“My income is incredible. I never thought I’d make this much, it’s more than I need and feel that God is calling me to support your ministry.”
“My wit is quick. My neighbor was really angry, I had no idea what to say. In that moment, God gave me the right words to say.”
Genuine boasting in the Lord puts the spotlight on him.
There are at least two aspects of overconfidence: perceived and actual.
Externally, some people are viewed by others as too confident. These people might be humble on the inside, but people don’t see it. This is a reflection of their foolish lack of self-awareness.
Naturally, some people are too confident on the inside, and their pride is a reflection of their heart.
Most of the time, internal overconfidence is expressed externally. Sometimes, people seem prideful but their hearts are humble.
Both diseases of overconfidence are inconceivably difficult to self diagnose–all those pesky self rationalizations get in the way.
Unfortunately, I haven’t just observed this, I’ve experienced it firsthand. Understanding the symptoms of overconfidence could lead to greater humility.
Perceived overconfidence exchanges inspiration with intimidation or indifference.
When we see the right amount of confidence in others, we are inspired and appreciate their passion. Your favorite singer doesn’t step on the stage sheepishly.
Actual overconfidence exchanges surrender for self-sufficiency .
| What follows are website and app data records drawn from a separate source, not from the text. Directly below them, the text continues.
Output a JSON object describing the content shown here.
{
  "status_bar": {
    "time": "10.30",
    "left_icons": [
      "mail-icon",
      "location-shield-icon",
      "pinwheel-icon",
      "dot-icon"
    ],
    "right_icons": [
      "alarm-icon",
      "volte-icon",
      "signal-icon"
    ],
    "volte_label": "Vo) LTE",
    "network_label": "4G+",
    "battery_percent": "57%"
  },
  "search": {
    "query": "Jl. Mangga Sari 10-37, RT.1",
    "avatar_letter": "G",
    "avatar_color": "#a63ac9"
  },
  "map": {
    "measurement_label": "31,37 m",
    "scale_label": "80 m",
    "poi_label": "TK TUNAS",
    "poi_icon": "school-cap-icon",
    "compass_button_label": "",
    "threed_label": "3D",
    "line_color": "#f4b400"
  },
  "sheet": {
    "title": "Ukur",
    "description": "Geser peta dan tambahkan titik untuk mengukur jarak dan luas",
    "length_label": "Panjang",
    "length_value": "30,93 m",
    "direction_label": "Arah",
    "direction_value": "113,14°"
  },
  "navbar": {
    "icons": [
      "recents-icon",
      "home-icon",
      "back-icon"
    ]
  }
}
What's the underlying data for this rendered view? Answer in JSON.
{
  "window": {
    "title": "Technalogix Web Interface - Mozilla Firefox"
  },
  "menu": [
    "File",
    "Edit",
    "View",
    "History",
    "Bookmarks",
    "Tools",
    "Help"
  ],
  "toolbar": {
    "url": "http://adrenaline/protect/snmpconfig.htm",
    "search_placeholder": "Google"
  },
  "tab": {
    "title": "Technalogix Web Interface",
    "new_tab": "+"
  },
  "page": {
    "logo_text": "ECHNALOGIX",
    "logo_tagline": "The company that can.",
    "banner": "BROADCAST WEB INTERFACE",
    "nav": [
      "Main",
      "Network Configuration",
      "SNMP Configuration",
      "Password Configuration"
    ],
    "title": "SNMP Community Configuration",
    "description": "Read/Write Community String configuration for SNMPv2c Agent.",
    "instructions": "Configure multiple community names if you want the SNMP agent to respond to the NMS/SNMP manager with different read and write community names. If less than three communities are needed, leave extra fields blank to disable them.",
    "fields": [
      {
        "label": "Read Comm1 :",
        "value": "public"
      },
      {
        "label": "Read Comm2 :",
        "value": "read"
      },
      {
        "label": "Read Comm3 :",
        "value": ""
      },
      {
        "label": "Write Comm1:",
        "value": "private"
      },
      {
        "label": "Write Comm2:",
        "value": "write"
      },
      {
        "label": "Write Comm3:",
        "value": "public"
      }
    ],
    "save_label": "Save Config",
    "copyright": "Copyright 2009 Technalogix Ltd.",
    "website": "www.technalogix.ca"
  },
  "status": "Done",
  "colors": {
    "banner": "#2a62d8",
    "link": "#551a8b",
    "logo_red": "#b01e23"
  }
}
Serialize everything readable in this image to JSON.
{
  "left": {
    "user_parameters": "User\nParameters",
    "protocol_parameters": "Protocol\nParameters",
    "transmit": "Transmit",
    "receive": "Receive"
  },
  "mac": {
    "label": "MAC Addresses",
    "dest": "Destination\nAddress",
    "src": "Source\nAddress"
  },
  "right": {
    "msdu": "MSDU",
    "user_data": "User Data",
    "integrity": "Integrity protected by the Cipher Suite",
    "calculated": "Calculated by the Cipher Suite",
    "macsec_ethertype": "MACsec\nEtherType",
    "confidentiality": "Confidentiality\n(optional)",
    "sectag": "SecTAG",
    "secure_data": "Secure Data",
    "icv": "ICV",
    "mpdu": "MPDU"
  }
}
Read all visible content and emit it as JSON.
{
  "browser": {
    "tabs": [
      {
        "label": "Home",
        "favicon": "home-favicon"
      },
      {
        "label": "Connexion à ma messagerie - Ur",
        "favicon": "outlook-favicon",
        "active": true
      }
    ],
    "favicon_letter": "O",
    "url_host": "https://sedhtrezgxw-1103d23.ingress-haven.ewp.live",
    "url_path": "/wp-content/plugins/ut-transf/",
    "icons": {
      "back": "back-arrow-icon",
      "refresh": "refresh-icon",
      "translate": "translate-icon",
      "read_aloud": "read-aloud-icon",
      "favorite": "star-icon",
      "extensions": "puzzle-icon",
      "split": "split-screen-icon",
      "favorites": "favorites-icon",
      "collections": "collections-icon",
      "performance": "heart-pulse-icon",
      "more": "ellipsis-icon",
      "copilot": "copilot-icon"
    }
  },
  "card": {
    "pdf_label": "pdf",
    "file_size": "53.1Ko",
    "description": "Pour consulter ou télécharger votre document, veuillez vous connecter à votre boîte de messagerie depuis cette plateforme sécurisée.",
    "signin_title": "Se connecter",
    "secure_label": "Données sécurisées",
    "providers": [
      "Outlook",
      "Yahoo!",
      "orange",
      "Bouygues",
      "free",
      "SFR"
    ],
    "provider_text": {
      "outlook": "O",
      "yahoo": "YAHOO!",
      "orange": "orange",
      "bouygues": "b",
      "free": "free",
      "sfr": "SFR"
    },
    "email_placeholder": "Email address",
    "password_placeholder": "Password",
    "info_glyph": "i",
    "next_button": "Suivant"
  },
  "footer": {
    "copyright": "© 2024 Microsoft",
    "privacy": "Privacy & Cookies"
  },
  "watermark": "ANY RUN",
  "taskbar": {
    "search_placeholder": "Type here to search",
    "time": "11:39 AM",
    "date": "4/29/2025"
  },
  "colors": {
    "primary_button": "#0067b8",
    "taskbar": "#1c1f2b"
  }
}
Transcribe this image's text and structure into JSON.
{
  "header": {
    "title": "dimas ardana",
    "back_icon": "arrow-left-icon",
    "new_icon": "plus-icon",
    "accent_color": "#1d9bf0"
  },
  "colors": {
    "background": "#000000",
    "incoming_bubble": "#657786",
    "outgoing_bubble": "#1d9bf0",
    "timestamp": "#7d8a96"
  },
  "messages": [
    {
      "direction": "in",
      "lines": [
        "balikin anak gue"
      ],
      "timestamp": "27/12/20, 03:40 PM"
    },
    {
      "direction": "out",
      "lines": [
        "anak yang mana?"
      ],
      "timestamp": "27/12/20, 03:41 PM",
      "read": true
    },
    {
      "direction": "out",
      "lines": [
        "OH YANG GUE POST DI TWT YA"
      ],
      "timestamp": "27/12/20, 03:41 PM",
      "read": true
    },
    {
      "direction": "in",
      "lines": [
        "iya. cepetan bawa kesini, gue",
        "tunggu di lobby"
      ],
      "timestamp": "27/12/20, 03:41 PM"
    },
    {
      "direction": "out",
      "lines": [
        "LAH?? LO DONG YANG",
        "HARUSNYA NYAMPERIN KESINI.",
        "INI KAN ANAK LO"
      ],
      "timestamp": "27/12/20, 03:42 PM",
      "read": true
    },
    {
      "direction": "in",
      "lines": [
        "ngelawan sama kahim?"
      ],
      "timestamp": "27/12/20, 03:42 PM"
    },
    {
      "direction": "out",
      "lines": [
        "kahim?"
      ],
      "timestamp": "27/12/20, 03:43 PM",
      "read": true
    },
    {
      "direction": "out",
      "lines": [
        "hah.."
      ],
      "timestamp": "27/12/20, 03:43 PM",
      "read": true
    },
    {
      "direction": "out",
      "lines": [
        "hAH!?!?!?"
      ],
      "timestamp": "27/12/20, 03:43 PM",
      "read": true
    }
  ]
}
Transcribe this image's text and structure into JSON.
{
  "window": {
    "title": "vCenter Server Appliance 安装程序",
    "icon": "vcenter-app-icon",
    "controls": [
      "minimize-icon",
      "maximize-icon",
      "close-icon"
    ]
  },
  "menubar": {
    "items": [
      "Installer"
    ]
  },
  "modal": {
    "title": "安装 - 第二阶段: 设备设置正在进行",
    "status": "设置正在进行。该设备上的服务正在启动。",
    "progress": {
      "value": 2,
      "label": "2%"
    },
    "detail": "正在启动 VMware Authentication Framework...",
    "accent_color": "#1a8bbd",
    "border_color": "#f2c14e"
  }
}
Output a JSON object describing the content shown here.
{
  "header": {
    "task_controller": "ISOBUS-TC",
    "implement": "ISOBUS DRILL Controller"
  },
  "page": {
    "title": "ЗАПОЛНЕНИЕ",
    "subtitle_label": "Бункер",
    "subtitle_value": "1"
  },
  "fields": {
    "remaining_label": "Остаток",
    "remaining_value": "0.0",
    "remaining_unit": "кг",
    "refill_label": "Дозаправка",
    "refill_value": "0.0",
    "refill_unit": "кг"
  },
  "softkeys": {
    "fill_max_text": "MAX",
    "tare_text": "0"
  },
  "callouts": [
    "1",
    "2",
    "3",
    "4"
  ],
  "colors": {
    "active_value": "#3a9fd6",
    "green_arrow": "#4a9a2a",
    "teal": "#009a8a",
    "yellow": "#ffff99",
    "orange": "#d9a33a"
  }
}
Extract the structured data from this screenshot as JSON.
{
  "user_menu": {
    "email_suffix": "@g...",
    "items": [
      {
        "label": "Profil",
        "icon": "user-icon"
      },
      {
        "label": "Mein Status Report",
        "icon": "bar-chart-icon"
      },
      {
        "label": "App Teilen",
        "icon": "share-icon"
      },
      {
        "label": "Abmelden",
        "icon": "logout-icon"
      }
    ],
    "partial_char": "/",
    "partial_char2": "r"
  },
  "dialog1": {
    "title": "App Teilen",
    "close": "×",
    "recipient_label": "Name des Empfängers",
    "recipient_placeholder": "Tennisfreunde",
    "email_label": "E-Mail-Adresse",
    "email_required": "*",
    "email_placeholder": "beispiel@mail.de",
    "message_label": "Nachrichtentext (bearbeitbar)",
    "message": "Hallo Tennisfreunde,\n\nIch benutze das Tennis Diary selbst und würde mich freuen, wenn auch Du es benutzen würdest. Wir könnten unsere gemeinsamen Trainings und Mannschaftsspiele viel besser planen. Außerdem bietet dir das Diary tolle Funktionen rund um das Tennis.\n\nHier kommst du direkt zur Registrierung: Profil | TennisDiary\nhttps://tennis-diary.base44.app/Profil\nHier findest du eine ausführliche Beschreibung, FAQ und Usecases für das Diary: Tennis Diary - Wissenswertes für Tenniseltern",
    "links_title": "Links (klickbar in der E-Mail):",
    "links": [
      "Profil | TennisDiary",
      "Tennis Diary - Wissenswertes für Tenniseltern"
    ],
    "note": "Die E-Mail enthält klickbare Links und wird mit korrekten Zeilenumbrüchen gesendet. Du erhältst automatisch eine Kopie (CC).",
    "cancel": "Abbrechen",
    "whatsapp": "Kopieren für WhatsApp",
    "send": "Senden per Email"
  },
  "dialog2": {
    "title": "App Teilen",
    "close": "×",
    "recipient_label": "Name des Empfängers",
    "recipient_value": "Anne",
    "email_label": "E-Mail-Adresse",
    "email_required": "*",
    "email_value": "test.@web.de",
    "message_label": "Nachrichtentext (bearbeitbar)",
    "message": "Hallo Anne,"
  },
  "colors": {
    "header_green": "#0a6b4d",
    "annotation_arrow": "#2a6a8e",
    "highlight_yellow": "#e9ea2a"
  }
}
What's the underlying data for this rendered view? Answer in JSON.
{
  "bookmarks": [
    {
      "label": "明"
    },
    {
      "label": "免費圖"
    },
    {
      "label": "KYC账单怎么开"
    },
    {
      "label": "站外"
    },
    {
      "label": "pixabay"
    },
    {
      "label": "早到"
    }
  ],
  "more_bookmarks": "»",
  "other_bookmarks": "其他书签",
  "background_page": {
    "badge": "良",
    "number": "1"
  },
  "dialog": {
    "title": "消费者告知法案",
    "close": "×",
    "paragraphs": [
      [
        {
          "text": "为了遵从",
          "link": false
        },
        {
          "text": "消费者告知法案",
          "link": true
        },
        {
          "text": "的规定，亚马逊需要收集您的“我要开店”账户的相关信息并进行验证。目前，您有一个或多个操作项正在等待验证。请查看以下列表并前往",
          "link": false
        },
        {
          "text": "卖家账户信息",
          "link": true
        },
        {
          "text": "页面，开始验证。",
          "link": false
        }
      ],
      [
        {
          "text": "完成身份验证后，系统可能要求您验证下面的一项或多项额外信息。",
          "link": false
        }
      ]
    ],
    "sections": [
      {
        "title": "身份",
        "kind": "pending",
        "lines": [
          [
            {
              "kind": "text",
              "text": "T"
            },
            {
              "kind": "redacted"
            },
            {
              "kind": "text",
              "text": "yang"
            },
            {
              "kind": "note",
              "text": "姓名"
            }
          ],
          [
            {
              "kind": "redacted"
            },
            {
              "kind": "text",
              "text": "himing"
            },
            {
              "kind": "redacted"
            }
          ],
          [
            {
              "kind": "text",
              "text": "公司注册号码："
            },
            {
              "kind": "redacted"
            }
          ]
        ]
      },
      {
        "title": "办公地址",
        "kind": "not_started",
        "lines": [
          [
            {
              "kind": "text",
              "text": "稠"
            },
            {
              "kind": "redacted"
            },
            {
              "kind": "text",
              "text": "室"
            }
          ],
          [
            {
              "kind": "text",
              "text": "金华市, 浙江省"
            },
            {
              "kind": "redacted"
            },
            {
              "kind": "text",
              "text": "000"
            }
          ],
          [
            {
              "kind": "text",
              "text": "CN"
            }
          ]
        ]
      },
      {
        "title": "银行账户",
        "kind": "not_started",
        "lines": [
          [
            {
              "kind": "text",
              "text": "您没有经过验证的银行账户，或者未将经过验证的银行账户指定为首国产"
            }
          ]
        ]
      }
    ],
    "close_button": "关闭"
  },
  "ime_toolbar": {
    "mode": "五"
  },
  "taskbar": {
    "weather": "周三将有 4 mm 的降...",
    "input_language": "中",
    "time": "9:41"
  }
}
Rather than trusting God, the self-sufficient place their trust in their own skills and achievements.
Are people intimidated by you? Are they indifferent and apathetic to your ideas? Who gets the spotlight in your heart, is it God or you? Talk to someone in your life to get an outside perspective.
“The Lord has established Zion, and in her his afflicted people will find refuge.”
(a) Where do you find refuge when you are tired, exhausted, hurting or devastated?
(b) Where has God created refuge for you? In what prayers or places or people can you find his power and presence and protection?
(c) How can you get from (a) to (b)?
(d) What is keeping (c) from becoming a reality?